Diving in a warming world: understanding the impacts of elevated temperatures on ectothermic dive capacity
Essie Rodgers, Daniel Noble and Craig Franklin
The Australian National University, Australia

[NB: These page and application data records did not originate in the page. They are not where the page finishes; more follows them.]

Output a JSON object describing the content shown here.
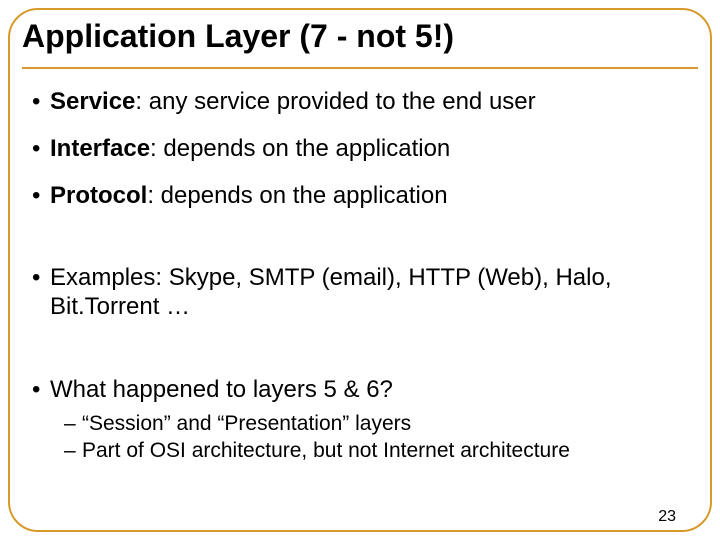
{
  "title": "Application Layer (7 - not 5!)",
  "bullets": {
    "b1": {
      "label": "Service",
      "text": ": any service provided to the end user"
    },
    "b2": {
      "label": "Interface",
      "text": ": depends on the application"
    },
    "b3": {
      "label": "Protocol",
      "text": ": depends on the application"
    },
    "b4": {
      "text": "Examples: Skype, SMTP (email), HTTP (Web), Halo, Bit.Torrent  …"
    },
    "b5": {
      "text": "What happened to layers 5 & 6?"
    }
  },
  "subs": {
    "s1": "“Session” and “Presentation” layers",
    "s2": "Part of OSI architecture, but not Internet architecture"
  },
  "pagenum": "23"
}
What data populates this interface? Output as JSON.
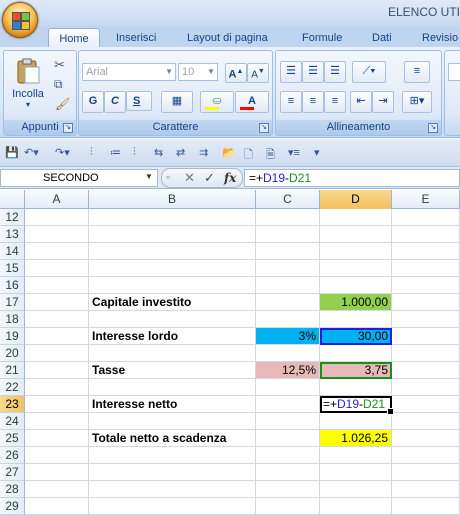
{
  "window": {
    "title": "ELENCO UTI"
  },
  "ribbon": {
    "tabs": [
      "Home",
      "Inserisci",
      "Layout di pagina",
      "Formule",
      "Dati",
      "Revisio"
    ],
    "clipboard": {
      "paste_label": "Incolla",
      "group_label": "Appunti"
    },
    "font": {
      "font_name": "Arial",
      "font_size": "10",
      "bold": "G",
      "italic": "C",
      "underline": "S",
      "group_label": "Carattere"
    },
    "alignment": {
      "group_label": "Allineamento"
    }
  },
  "formula_bar": {
    "name_box": "SECONDO",
    "fx": "fx",
    "formula": "=+D19-D21"
  },
  "grid": {
    "columns": [
      "A",
      "B",
      "C",
      "D",
      "E"
    ],
    "selected_column": "D",
    "rows": [
      {
        "n": "12"
      },
      {
        "n": "13"
      },
      {
        "n": "14"
      },
      {
        "n": "15"
      },
      {
        "n": "16"
      },
      {
        "n": "17",
        "b": "Capitale investito",
        "d": "1.000,00"
      },
      {
        "n": "18"
      },
      {
        "n": "19",
        "b": "Interesse lordo",
        "c": "3%",
        "d": "30,00"
      },
      {
        "n": "20"
      },
      {
        "n": "21",
        "b": "Tasse",
        "c": "12,5%",
        "d": "3,75"
      },
      {
        "n": "22"
      },
      {
        "n": "23",
        "b": "Interesse netto",
        "d": "=+D19-D21"
      },
      {
        "n": "24"
      },
      {
        "n": "25",
        "b": "Totale netto a scadenza",
        "d": "1.026,25"
      },
      {
        "n": "26"
      },
      {
        "n": "27"
      },
      {
        "n": "28"
      },
      {
        "n": "29"
      }
    ]
  },
  "colors": {
    "green_cell": "#92d050",
    "blue_cell": "#00b0f0",
    "pink_cell": "#e6b9b8",
    "yellow_cell": "#ffff00"
  }
}
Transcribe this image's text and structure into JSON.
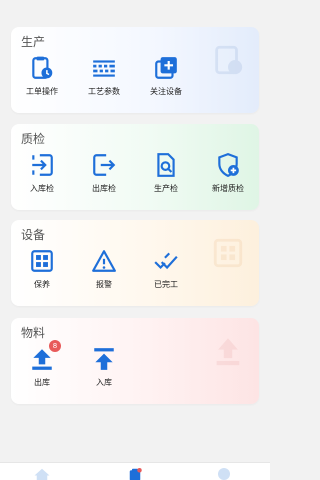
{
  "sections": {
    "production": {
      "title": "生产",
      "items": [
        {
          "label": "工单操作",
          "icon": "clipboard-clock-icon"
        },
        {
          "label": "工艺参数",
          "icon": "keyboard-icon"
        },
        {
          "label": "关注设备",
          "icon": "add-square-icon"
        }
      ]
    },
    "quality": {
      "title": "质检",
      "items": [
        {
          "label": "入库检",
          "icon": "login-arrow-icon"
        },
        {
          "label": "出库检",
          "icon": "logout-arrow-icon"
        },
        {
          "label": "生产检",
          "icon": "document-search-icon"
        },
        {
          "label": "新增质检",
          "icon": "shield-add-icon"
        }
      ]
    },
    "equipment": {
      "title": "设备",
      "items": [
        {
          "label": "保养",
          "icon": "grid-chip-icon"
        },
        {
          "label": "报警",
          "icon": "warning-triangle-icon"
        },
        {
          "label": "已完工",
          "icon": "double-check-icon"
        }
      ]
    },
    "material": {
      "title": "物料",
      "items": [
        {
          "label": "出库",
          "icon": "upload-tray-icon",
          "badge": "8"
        },
        {
          "label": "入库",
          "icon": "arrow-up-bar-icon"
        }
      ]
    }
  },
  "tabbar": {
    "tabs": [
      {
        "icon": "home-icon"
      },
      {
        "icon": "clipboard-icon"
      },
      {
        "icon": "user-icon"
      }
    ]
  },
  "colors": {
    "primary": "#1e6fd9",
    "badge": "#e85a5a",
    "tab_inactive": "#cfe0f5"
  }
}
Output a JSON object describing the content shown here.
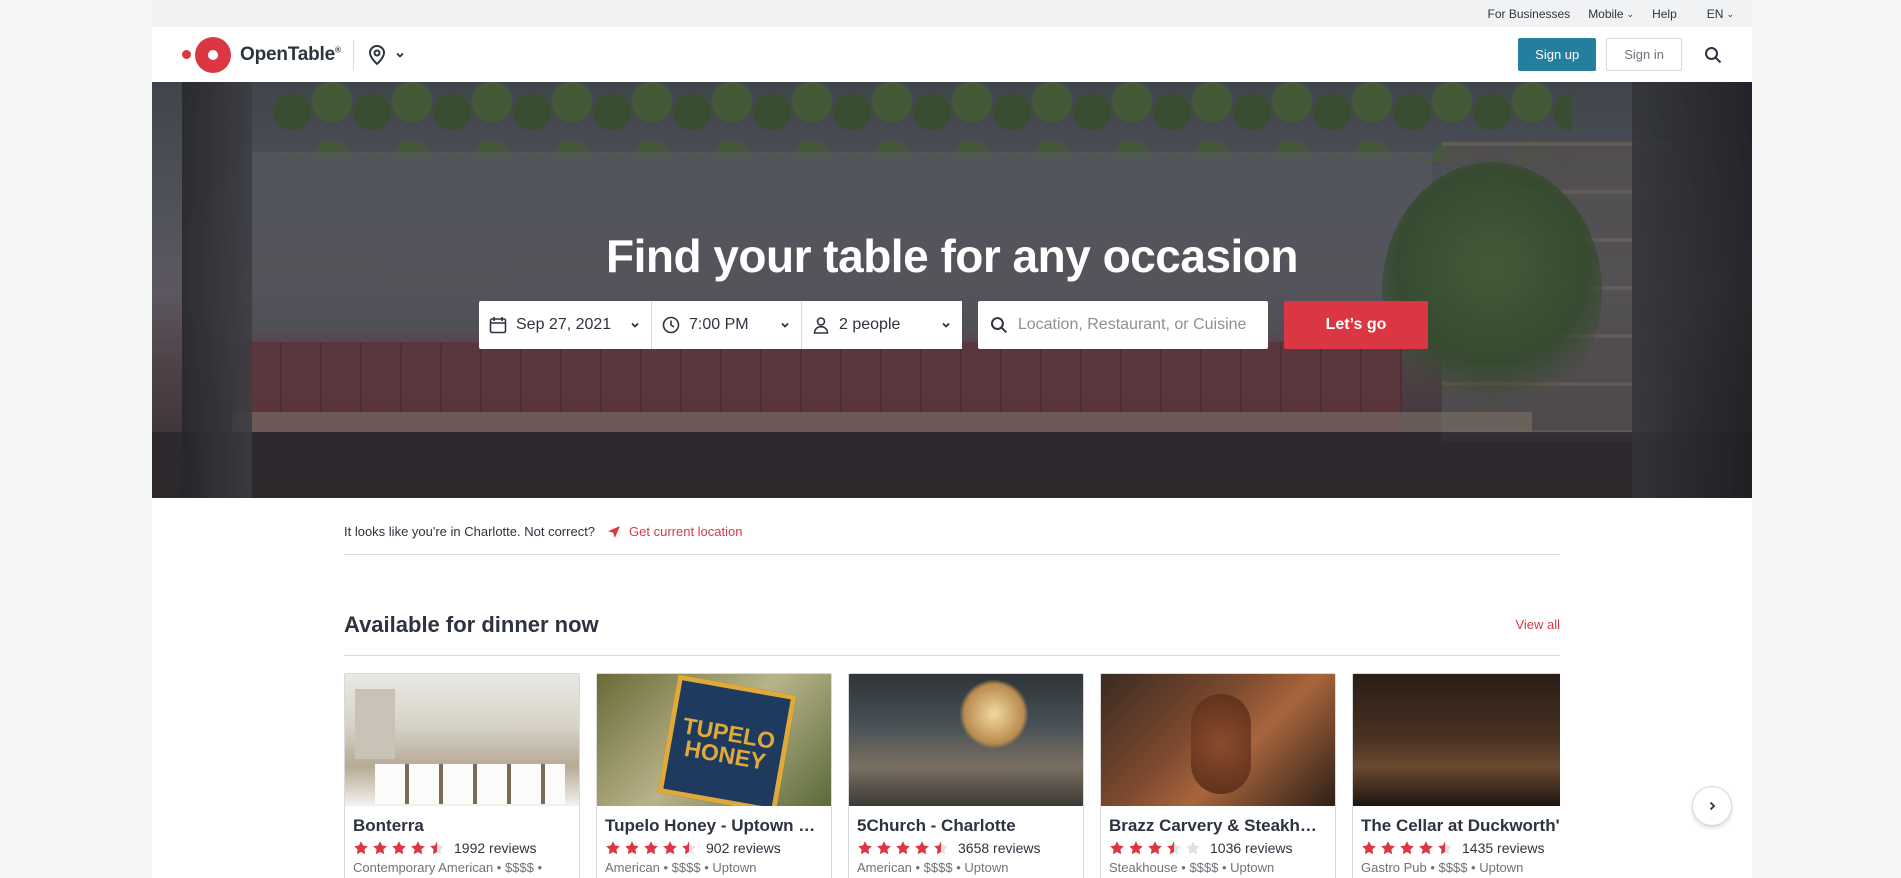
{
  "util_bar": {
    "for_businesses": "For Businesses",
    "mobile": "Mobile",
    "help": "Help",
    "language": "EN"
  },
  "header": {
    "logo_text": "OpenTable",
    "logo_reg": "®",
    "signup_label": "Sign up",
    "signin_label": "Sign in"
  },
  "hero": {
    "title": "Find your table for any occasion",
    "date": "Sep 27, 2021",
    "time": "7:00 PM",
    "party": "2 people",
    "search_placeholder": "Location, Restaurant, or Cuisine",
    "go_label": "Let’s go"
  },
  "location": {
    "message": "It looks like you're in Charlotte. Not correct?",
    "get_location": "Get current location"
  },
  "section": {
    "title": "Available for dinner now",
    "view_all": "View all"
  },
  "cards": [
    {
      "name": "Bonterra",
      "rating": 4.5,
      "reviews": "1992 reviews",
      "meta": "Contemporary American • $$$$ • "
    },
    {
      "name": "Tupelo Honey - Uptown C...",
      "rating": 4.5,
      "reviews": "902 reviews",
      "meta": "American • $$$$ • Uptown",
      "sign_top": "TUPELO",
      "sign_bottom": "HONEY"
    },
    {
      "name": "5Church - Charlotte",
      "rating": 4.5,
      "reviews": "3658 reviews",
      "meta": "American • $$$$ • Uptown"
    },
    {
      "name": "Brazz Carvery & Steakhouse",
      "rating": 3.5,
      "reviews": "1036 reviews",
      "meta": "Steakhouse • $$$$ • Uptown"
    },
    {
      "name": "The Cellar at Duckworth's",
      "rating": 4.5,
      "reviews": "1435 reviews",
      "meta": "Gastro Pub • $$$$ • Uptown"
    }
  ],
  "colors": {
    "brand_red": "#da3743",
    "signup_blue": "#247f9e",
    "text": "#2d333f"
  }
}
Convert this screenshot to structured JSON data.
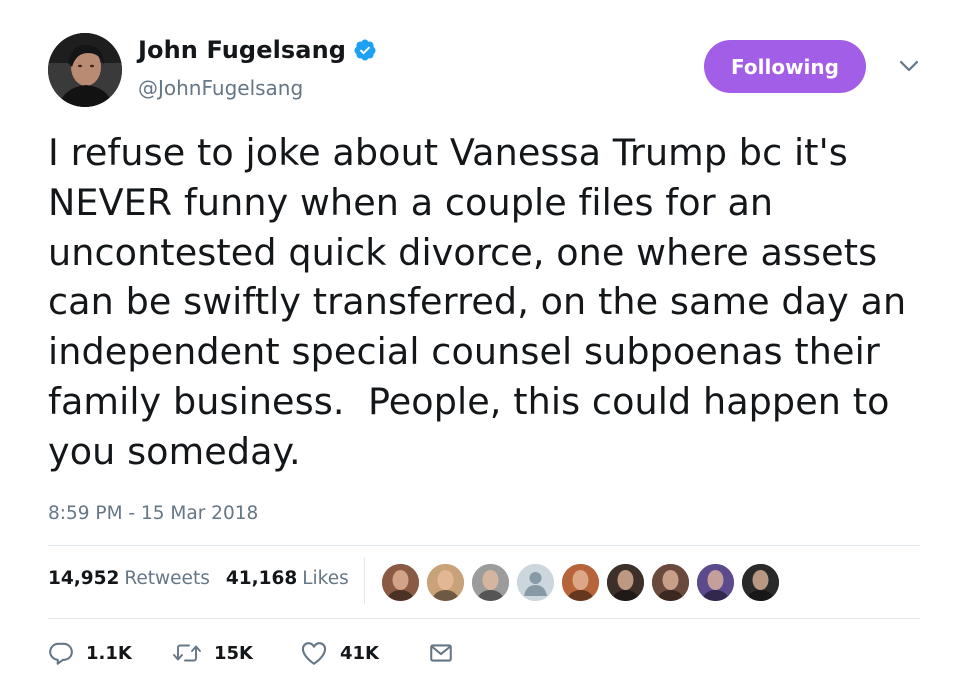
{
  "user": {
    "display_name": "John Fugelsang",
    "handle": "@JohnFugelsang",
    "verified": true,
    "avatar_icon": "avatar-photo"
  },
  "follow_button": {
    "label": "Following",
    "color": "#a25ee7"
  },
  "menu_icon": "chevron-down-icon",
  "tweet": {
    "text": "I refuse to joke about Vanessa Trump bc it's\nNEVER funny when a couple files for an\nuncontested quick divorce, one where assets\ncan be swiftly transferred, on the same day an\nindependent special counsel subpoenas their\nfamily business.  People, this could happen to\nyou someday.",
    "timestamp": "8:59 PM - 15 Mar 2018"
  },
  "stats": {
    "retweets_count": "14,952",
    "retweets_label": "Retweets",
    "likes_count": "41,168",
    "likes_label": "Likes"
  },
  "likers": [
    {
      "name": "liker-avatar-1",
      "color": "#8a5a44"
    },
    {
      "name": "liker-avatar-2",
      "color": "#c9a27a"
    },
    {
      "name": "liker-avatar-3",
      "color": "#9c9c9c"
    },
    {
      "name": "liker-avatar-4",
      "color": "#ccd6dd"
    },
    {
      "name": "liker-avatar-5",
      "color": "#b8643a"
    },
    {
      "name": "liker-avatar-6",
      "color": "#3d2f2a"
    },
    {
      "name": "liker-avatar-7",
      "color": "#6a4a3c"
    },
    {
      "name": "liker-avatar-8",
      "color": "#5b4a8c"
    },
    {
      "name": "liker-avatar-9",
      "color": "#2a2a2a"
    }
  ],
  "actions": {
    "reply": {
      "icon": "reply-icon",
      "count": "1.1K"
    },
    "retweet": {
      "icon": "retweet-icon",
      "count": "15K"
    },
    "like": {
      "icon": "heart-icon",
      "count": "41K"
    },
    "message": {
      "icon": "envelope-icon"
    }
  },
  "colors": {
    "verified_blue": "#1da1f2",
    "secondary_text": "#657786",
    "divider": "#e1e8ed"
  }
}
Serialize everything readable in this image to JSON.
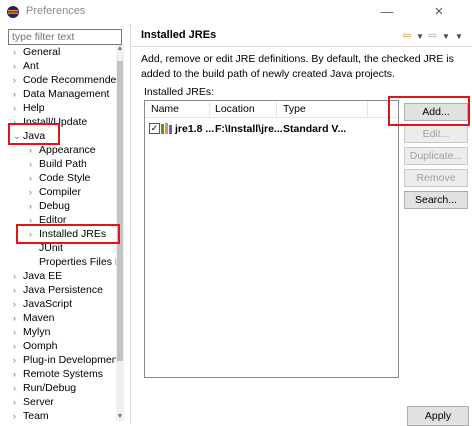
{
  "window": {
    "title": "Preferences",
    "minimize_glyph": "—",
    "close_glyph": "×"
  },
  "filter": {
    "placeholder": "type filter text"
  },
  "tree": [
    {
      "label": "General",
      "expanded": false
    },
    {
      "label": "Ant",
      "expanded": false
    },
    {
      "label": "Code Recommenders",
      "expanded": false
    },
    {
      "label": "Data Management",
      "expanded": false
    },
    {
      "label": "Help",
      "expanded": false
    },
    {
      "label": "Install/Update",
      "expanded": false
    },
    {
      "label": "Java",
      "expanded": true
    },
    {
      "label": "Appearance",
      "expanded": false
    },
    {
      "label": "Build Path",
      "expanded": false
    },
    {
      "label": "Code Style",
      "expanded": false
    },
    {
      "label": "Compiler",
      "expanded": false
    },
    {
      "label": "Debug",
      "expanded": false
    },
    {
      "label": "Editor",
      "expanded": false
    },
    {
      "label": "Installed JREs",
      "expanded": false
    },
    {
      "label": "JUnit",
      "expanded": false
    },
    {
      "label": "Properties Files Ed",
      "expanded": false
    },
    {
      "label": "Java EE",
      "expanded": false
    },
    {
      "label": "Java Persistence",
      "expanded": false
    },
    {
      "label": "JavaScript",
      "expanded": false
    },
    {
      "label": "Maven",
      "expanded": false
    },
    {
      "label": "Mylyn",
      "expanded": false
    },
    {
      "label": "Oomph",
      "expanded": false
    },
    {
      "label": "Plug-in Development",
      "expanded": false
    },
    {
      "label": "Remote Systems",
      "expanded": false
    },
    {
      "label": "Run/Debug",
      "expanded": false
    },
    {
      "label": "Server",
      "expanded": false
    },
    {
      "label": "Team",
      "expanded": false
    }
  ],
  "page": {
    "title": "Installed JREs",
    "description": "Add, remove or edit JRE definitions. By default, the checked JRE is added to the build path of newly created Java projects.",
    "jres_label": "Installed JREs:",
    "columns": {
      "name": "Name",
      "location": "Location",
      "type": "Type"
    },
    "rows": [
      {
        "checked": true,
        "name": "jre1.8 ...",
        "location": "F:\\Install\\jre...",
        "type": "Standard V..."
      }
    ]
  },
  "buttons": {
    "add": "Add...",
    "edit": "Edit...",
    "duplicate": "Duplicate...",
    "remove": "Remove",
    "search": "Search...",
    "apply": "Apply"
  },
  "colors": {
    "annotation": "#e0141e",
    "nav_back": "#e89a1f"
  }
}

Air-breathing, diving ectotherms are a crucial component of aquatic ecosystems, but the threat of climate warming is particularly salient to this group. Dive durations are inversely related to water temperature, and time available for obligate underwater activities, like foraging and predator avoidance, may be cut short as temperatures rise. We show how meta-analytics can be used to synthesise the effects of climate warming on the diving capacity of ectotherms. Effect sizes were extracted from published literature on a wide range of taxa, from newts to crocodilians, and the buffering role of potential safeguards (thermal acclimation, behavioural adjustments and range shifts) was also assessed. Together, these data shed light on a previously overlooked threat to diving ectotherms and offer predictions on how this group will fare in a warmer world.